Bruh by Erin Luna July 23, 2020
You know what had a resurgence in popularity recently? The United States Postal Service. With COVID-19 managing to shut down life across the country, there was still one normal thing that people could do. And that’s buy things online.
Unless, ya know, maybe you’re old fashioned and send letters instead. Either way, with limited ways to communicate and shop, USPS became a life-saver during some people’s quarantine.
To be fair, you can argue that the US post office, could never close down. And to that, I say… not exactly.
So, USPS has not exactly been doing well. Let me clarify that: in the first quarter of the year, USPS cited a 748-million-dollar loss. 2019? An 8.8-billion-dollar loss. There’s an array of factors that play a role here.
For example: the COVID-19 Pandemic. Many of Postal Service workers have been getting sick with the pandemic. It’s up to USPS to supply its’ workers with masks, gloves, and all necessary safety equipment. And it’s costing them.
This isn’t to say the Postal Service doesn’t want to fund safety equipment and PPE for its’ employees. Albeit, all of these costs have to come out of existing funds, that frankly, the Postal Service does not have.
Also, the post office hasn’t been just sitting around twiddling their thumbs. In the past, cuts have been made in staffing and other areas in order to make ends meet.
Still, the post office has not been doing well financially for years now. I mean, not a lot of people send letters anymore, and even bills can be paid online. Truly, the difference is that this year’s pandemic has exacerbated the issue.

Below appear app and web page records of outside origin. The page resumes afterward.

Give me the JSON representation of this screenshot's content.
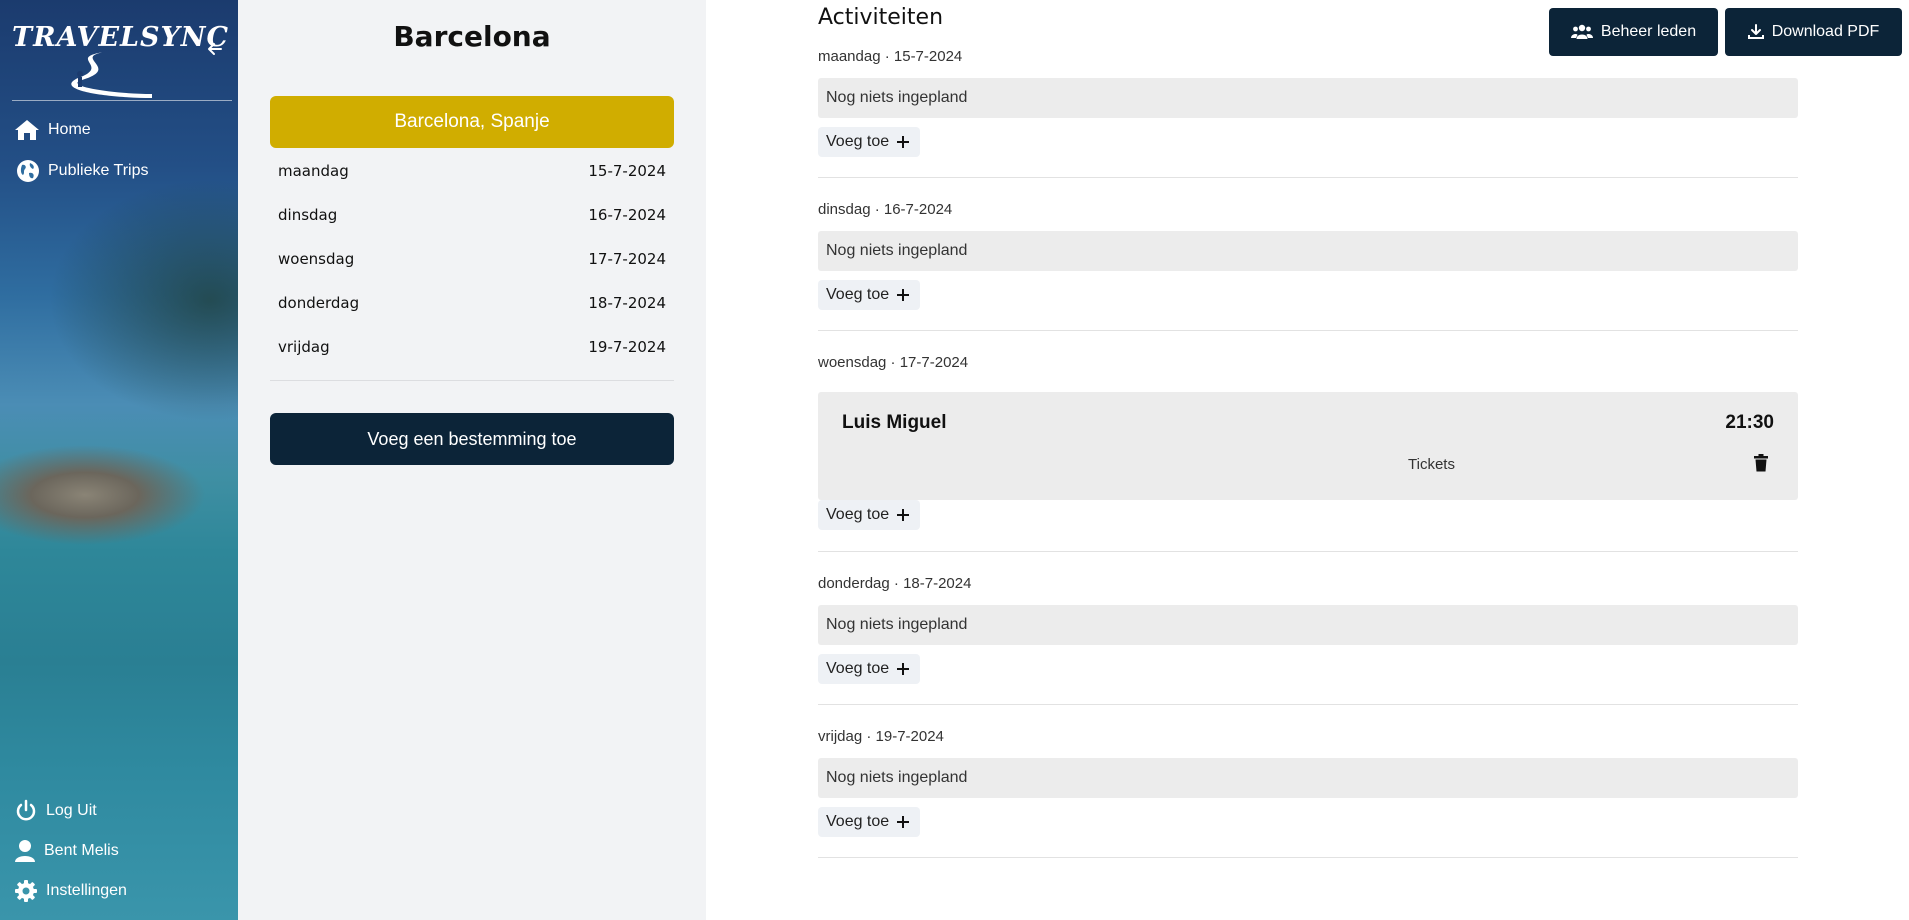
{
  "app": {
    "logo_text": "TRAVELSYNC"
  },
  "sidebar": {
    "nav": [
      {
        "label": "Home",
        "icon": "home-icon"
      },
      {
        "label": "Publieke Trips",
        "icon": "globe-icon"
      }
    ],
    "bottom": [
      {
        "label": "Log Uit",
        "icon": "power-icon"
      },
      {
        "label": "Bent Melis",
        "icon": "user-icon"
      },
      {
        "label": "Instellingen",
        "icon": "gear-icon"
      }
    ]
  },
  "trip": {
    "title": "Barcelona",
    "destination": "Barcelona, Spanje",
    "days": [
      {
        "day": "maandag",
        "date": "15-7-2024"
      },
      {
        "day": "dinsdag",
        "date": "16-7-2024"
      },
      {
        "day": "woensdag",
        "date": "17-7-2024"
      },
      {
        "day": "donderdag",
        "date": "18-7-2024"
      },
      {
        "day": "vrijdag",
        "date": "19-7-2024"
      }
    ],
    "add_destination_label": "Voeg een bestemming toe"
  },
  "main": {
    "title": "Activiteiten",
    "manage_members_label": "Beheer leden",
    "download_pdf_label": "Download PDF",
    "empty_text": "Nog niets ingepland",
    "add_label": "Voeg toe",
    "sections": [
      {
        "header": "maandag · 15-7-2024"
      },
      {
        "header": "dinsdag · 16-7-2024"
      },
      {
        "header": "woensdag · 17-7-2024",
        "activity": {
          "name": "Luis Miguel",
          "time": "21:30",
          "link": "Tickets"
        }
      },
      {
        "header": "donderdag · 18-7-2024"
      },
      {
        "header": "vrijdag · 19-7-2024"
      }
    ]
  },
  "colors": {
    "accent_yellow": "#d0ad00",
    "navy": "#0c2438"
  }
}
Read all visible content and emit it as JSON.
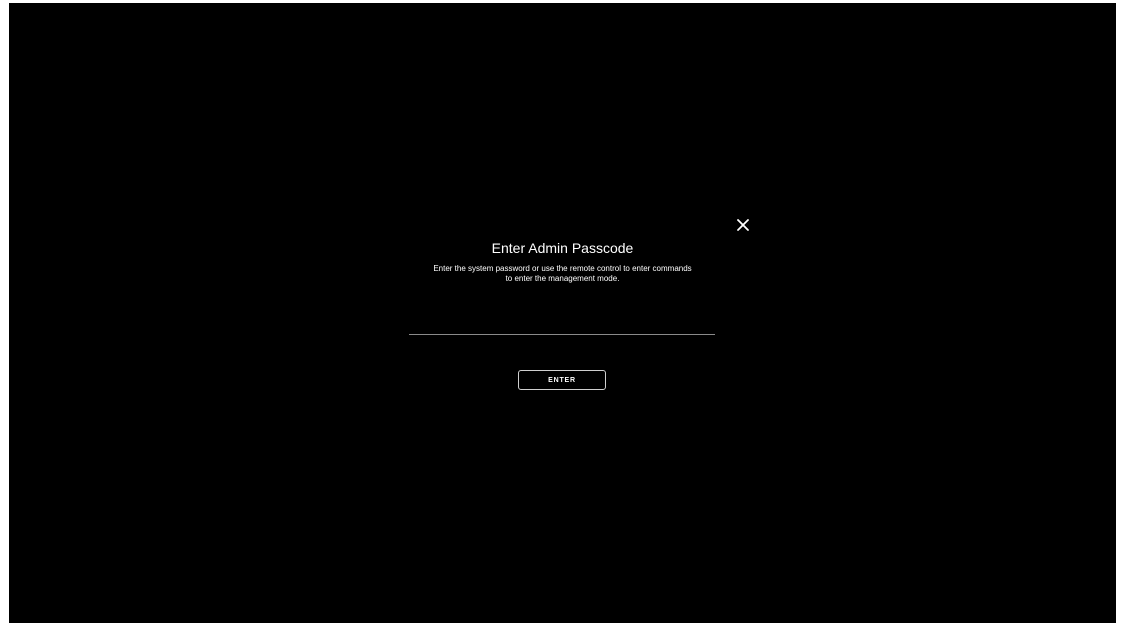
{
  "dialog": {
    "title": "Enter Admin Passcode",
    "description": "Enter the system password or use the remote control to enter commands to enter the management mode.",
    "passcode_value": "",
    "enter_label": "ENTER",
    "close_icon": "close-icon"
  },
  "colors": {
    "background": "#000000",
    "text": "#ffffff",
    "input_underline": "#8a8a8a",
    "button_border": "#d0d0d0"
  }
}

However, with the current situation, it’s been overwhelming. According to the Postal Regulatory Commission website, much of the fixing to do is left up to Congress.
This might be why things got spicey when the Trump administration refused to pass a stimulus package back in April that included a 25-billion-dollar package to save the Post Office.
This was immediately cut within the Senate. Instead, Congress responded with a compromise of “a $10 billion line of credit.” This is not going to be enough to sustain the Postal Service, according to a letter written by six House Democrats and Rep. Carolyn Maloney.
The letter also states, “As the coronavirus continues to worsen, the Postal Service projects a possible 50% decline in mail volume between now and the end of the current fiscal year.”
In an upcoming election that will primarily depend on mail-in ballots, the Postal Service is vital. According to the National Pew Research Center, “more than 46 million voters cast ballots in some manner other than at a traditional polling place on Election Day in 2012.”
During a pandemic such as this one in 2020, it would be surprising for those numbers not to increase.
Prior to this, many small businesses and online retailers on websites such as Etsy, Depop, Ebay, Shopify, and so many more utilized USPS. The Postal Service is still one of the most accessible means to transport goods in the United States.
if usps goes down we’ll have no mail. zero. no letters ever again. no more birthday cards. every single small business will die. the economy would crash. hundreds of thousands would lose jobs, many whom are veterans that the right pretends to care about. the mere IDEA is insanity
— elle (@artangeIII) July 18, 2020
This is especially true in rural areas of the United States, that are quite away from cities and harder to access. It’s also one of the most affordable options to send mail.
Losing the Postal Service hurts everyone; it is ever crucial, especially during a time like this. Luckily, there is action to take.
Petitions are still floating around, and there is always the option to contact your Senator. While these may seem small, they snowball quickly.
Accessible mailing is something that has always been available, and it shouldn’t come at the cost of Postal Service workers’ health. United, we stand…right?